A veteran comics writer/editor and animation producer, Roger Slifer
is best known for co-creating the DC Comics character Lobo with Keith Giffen. We learned this week that the 57-year-old Slifer is in critical condition after being struck by an automobile in a hit-and-run
incident. He remains in a medically-induced coma while authorities continue their investigation, which would seem to hinge on help from the public
According to KABC-TV in Los Angeles, California, Roger Slifer was struck just before 1 a.m. last Saturday, at the intersection of 5th Street and Colorado Avenue in Santa Monica. Witnesses said that a late 1990s or early 2000s white sedan struck Slifer while he was in the crosswalk, and continued north on 5th. A witness called the police and Slifer was taken to Ronald Reagan UCLA Medical Center with broken ribs, a broken collar bone, a broken shoulder and a head injury that necessitated placing the writer in a chemically-induced coma and removing a portion of his skull s as to relief pressure on his brain.
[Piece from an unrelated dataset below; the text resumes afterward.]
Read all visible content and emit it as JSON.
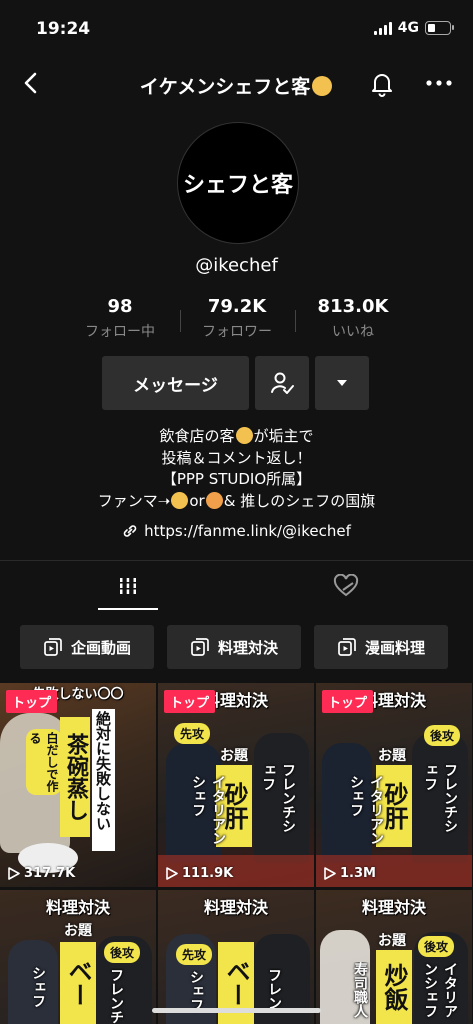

Slifer's prognosis hasn't been explicitly stated, but his sister-in-law Emma has provided some updates via Facebook, writing, "A feeding tube has been installed with an Ensure type nourishment. His intercranial pressure is within the range that they want." Additional updates are also coming from longtime comics editor Jim Salicrup on his Facebook page.
As noted by Robot 6, Roger Slifer was part of the CPL Gang, a group of fanzine creators who would go on to become major comics pros. Named after Contemporary Pictorial Literature 'zine, the gang included Roger Stern, Bob Layton, Duffy Vohland, Tony Isabella, Don Maitz, Michael Uslan, Steven Grant, and John Byrne.
Slifer wrote and edited for Marvel and DC Comics in the 1980s, but he is probably most fondly remembered by longtime readers for his work on DC's The Omega Men series
, in which he introduced with artist Keith Giffen the character who would become one of the publisher's major breakout stars of the 1990s: Lobo. Slifer found a larger audience in television animation, where he worked on Transformers
and Jem and the Holograms
Anyone with information that could help the police with their investigation into Slifer's hit-and-run are advised to contact the Santa Monica Police at (310) 458-8427. Salicrup has also set up an email hotline, of sorts, at helprogers-at-gmail-dot-com.
Our best wishes are with Slifer and his family as he recovers from this terrible ordeal.